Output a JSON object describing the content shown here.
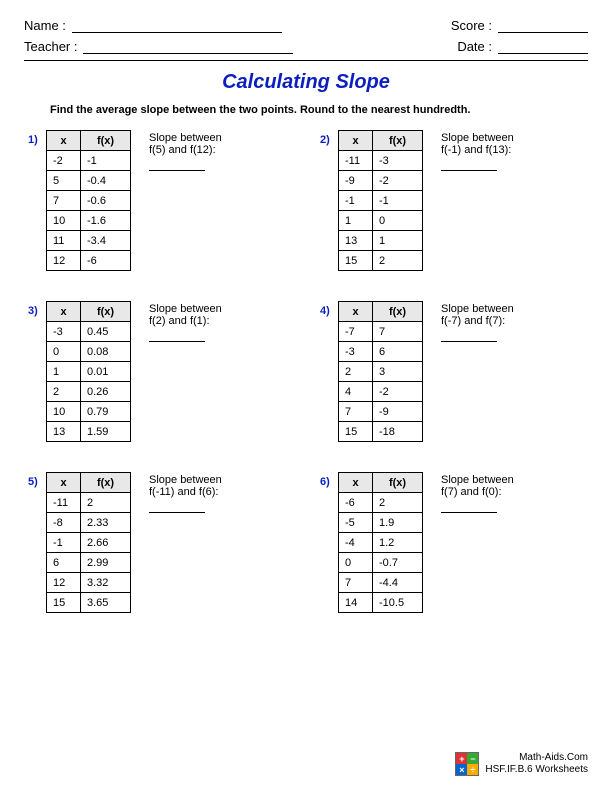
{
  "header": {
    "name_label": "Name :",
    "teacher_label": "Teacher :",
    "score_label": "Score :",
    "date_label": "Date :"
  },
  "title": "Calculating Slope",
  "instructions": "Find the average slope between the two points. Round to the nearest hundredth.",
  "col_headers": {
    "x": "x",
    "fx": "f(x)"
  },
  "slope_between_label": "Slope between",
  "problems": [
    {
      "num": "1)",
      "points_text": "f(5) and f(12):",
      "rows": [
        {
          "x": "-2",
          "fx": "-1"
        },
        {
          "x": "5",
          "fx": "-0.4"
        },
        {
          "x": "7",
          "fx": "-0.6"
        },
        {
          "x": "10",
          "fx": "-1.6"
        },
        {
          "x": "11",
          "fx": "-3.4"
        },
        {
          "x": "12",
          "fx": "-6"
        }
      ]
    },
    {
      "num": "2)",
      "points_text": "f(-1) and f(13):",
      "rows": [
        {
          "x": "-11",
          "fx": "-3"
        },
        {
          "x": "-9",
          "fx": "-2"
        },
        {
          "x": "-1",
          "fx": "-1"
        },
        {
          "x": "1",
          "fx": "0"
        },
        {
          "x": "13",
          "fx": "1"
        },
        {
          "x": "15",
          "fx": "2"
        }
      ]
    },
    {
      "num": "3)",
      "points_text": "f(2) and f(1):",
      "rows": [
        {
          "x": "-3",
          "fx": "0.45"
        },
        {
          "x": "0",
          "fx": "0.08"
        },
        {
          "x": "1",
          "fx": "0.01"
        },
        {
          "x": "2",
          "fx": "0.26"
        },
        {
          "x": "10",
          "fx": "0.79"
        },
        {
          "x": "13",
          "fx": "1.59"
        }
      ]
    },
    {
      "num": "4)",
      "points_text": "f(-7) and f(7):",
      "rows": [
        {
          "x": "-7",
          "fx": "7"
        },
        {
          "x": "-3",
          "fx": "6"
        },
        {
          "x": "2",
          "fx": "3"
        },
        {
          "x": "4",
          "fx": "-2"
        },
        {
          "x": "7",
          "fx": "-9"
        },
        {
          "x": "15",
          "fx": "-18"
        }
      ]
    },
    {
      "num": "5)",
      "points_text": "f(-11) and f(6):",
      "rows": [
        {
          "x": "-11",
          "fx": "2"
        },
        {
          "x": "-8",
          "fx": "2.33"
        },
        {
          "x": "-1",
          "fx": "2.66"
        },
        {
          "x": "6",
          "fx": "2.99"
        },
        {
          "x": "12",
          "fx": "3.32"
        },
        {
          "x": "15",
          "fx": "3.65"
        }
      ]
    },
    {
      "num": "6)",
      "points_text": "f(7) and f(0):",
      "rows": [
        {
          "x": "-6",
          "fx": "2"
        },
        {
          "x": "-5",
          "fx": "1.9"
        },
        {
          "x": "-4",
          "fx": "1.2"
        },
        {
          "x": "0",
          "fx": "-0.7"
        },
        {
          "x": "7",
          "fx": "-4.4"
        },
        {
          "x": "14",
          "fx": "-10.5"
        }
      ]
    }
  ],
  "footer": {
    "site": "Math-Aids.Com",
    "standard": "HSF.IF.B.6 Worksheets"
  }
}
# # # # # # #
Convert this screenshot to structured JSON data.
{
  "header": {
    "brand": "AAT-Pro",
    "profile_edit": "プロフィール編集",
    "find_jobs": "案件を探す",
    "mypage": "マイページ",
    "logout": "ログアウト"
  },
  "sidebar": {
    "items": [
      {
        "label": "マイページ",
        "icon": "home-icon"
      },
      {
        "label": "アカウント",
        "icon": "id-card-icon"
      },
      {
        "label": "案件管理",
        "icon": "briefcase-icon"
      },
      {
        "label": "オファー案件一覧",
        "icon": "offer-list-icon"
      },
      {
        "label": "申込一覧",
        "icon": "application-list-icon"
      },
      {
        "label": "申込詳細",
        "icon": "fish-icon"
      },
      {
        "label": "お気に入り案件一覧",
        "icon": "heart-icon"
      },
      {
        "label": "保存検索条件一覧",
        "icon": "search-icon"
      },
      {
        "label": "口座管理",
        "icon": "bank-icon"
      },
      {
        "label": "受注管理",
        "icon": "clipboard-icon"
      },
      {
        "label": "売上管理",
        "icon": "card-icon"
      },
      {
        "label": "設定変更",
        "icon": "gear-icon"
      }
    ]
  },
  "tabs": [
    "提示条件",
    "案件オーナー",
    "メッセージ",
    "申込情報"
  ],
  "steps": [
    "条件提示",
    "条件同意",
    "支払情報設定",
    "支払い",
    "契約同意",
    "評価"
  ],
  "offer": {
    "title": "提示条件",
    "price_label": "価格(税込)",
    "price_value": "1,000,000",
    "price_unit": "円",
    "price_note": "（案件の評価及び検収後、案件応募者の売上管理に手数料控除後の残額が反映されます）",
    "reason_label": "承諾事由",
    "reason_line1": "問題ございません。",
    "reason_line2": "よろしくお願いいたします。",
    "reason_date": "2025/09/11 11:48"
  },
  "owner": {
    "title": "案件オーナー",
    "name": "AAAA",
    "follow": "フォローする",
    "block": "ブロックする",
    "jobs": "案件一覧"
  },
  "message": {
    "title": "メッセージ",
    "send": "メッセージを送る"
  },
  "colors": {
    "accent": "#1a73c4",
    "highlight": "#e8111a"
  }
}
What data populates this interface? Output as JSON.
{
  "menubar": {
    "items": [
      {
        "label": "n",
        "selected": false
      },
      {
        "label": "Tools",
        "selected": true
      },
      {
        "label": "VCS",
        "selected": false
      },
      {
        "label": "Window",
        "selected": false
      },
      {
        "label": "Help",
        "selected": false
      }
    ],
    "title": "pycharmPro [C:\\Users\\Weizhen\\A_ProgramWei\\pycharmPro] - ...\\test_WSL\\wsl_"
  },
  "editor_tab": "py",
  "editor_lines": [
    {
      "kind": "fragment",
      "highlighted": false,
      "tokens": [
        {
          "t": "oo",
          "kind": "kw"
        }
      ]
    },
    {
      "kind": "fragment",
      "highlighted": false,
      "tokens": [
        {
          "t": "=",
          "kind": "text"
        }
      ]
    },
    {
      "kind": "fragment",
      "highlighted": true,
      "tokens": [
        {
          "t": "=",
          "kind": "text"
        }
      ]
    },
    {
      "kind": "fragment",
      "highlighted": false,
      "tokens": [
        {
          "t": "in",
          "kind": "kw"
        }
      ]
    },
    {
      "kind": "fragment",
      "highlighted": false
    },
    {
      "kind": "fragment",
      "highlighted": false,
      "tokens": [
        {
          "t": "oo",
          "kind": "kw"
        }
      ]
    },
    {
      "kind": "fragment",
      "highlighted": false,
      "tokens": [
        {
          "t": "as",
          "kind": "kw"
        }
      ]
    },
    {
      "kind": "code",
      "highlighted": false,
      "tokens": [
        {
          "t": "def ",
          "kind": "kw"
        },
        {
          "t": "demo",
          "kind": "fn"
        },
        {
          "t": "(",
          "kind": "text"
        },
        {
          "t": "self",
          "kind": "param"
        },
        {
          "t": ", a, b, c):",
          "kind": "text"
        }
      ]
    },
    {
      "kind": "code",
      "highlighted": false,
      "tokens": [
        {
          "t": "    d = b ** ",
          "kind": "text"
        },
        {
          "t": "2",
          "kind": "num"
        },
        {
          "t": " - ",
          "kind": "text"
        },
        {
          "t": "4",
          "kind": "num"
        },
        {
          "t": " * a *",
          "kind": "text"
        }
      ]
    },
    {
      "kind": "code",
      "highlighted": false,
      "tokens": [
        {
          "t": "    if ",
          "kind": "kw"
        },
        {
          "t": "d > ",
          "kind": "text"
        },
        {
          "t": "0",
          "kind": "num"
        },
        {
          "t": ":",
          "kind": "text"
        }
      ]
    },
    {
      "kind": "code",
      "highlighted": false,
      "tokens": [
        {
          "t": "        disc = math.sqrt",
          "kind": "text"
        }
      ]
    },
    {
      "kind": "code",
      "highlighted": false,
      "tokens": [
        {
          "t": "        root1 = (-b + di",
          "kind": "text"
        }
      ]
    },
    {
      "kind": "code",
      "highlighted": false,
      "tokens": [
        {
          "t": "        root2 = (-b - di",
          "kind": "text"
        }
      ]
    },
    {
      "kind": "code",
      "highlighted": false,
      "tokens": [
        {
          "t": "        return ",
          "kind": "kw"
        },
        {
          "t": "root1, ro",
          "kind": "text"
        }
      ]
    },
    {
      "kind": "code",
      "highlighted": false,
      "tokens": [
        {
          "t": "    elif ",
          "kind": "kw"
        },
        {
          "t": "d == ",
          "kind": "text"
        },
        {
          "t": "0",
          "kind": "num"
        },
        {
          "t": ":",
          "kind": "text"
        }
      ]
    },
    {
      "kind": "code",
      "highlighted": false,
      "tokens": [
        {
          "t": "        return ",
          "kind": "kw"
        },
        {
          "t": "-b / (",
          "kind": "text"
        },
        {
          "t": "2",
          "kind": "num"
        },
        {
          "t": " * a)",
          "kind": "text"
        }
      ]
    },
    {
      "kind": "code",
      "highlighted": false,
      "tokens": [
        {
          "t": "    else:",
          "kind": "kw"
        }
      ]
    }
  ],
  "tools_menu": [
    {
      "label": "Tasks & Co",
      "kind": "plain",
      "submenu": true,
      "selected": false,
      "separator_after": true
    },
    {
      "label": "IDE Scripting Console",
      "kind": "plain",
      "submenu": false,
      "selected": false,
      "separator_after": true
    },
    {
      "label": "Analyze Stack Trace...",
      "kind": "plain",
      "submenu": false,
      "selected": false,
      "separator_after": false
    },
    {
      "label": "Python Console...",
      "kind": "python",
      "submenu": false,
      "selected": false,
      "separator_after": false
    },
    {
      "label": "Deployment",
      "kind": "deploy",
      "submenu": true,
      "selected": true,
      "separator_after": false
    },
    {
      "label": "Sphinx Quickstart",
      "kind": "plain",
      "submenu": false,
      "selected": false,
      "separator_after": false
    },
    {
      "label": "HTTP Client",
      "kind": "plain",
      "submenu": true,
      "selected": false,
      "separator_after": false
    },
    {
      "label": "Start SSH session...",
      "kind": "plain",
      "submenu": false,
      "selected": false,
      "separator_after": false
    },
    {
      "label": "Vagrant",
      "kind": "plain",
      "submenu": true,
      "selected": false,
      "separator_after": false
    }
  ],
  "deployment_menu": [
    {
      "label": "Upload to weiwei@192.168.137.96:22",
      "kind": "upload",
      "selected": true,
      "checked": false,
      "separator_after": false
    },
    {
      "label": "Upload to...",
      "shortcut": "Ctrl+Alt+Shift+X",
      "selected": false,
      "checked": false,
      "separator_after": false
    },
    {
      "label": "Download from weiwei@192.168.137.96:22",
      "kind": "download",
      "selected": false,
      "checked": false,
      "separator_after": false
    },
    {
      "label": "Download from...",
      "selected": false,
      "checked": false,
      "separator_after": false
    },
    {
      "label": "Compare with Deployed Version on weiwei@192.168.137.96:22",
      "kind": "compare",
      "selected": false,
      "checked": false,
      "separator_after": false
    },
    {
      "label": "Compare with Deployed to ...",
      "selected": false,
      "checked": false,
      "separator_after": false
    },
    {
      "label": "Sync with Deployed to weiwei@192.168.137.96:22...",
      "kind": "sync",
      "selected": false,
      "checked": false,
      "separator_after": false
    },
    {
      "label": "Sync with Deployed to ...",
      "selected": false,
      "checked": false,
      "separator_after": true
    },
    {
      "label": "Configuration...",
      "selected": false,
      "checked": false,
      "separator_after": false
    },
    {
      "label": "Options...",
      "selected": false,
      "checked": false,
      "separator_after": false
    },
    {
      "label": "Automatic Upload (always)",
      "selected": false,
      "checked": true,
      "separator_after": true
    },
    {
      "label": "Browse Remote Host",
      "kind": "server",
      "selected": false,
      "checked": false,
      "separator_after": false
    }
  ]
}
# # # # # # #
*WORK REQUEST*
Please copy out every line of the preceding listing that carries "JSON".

*EXERCISE RESULT*
Output a JSON object describing the content shown here.
Convert this screenshot to structured JSON data.
What data populates this interface? Output as JSON.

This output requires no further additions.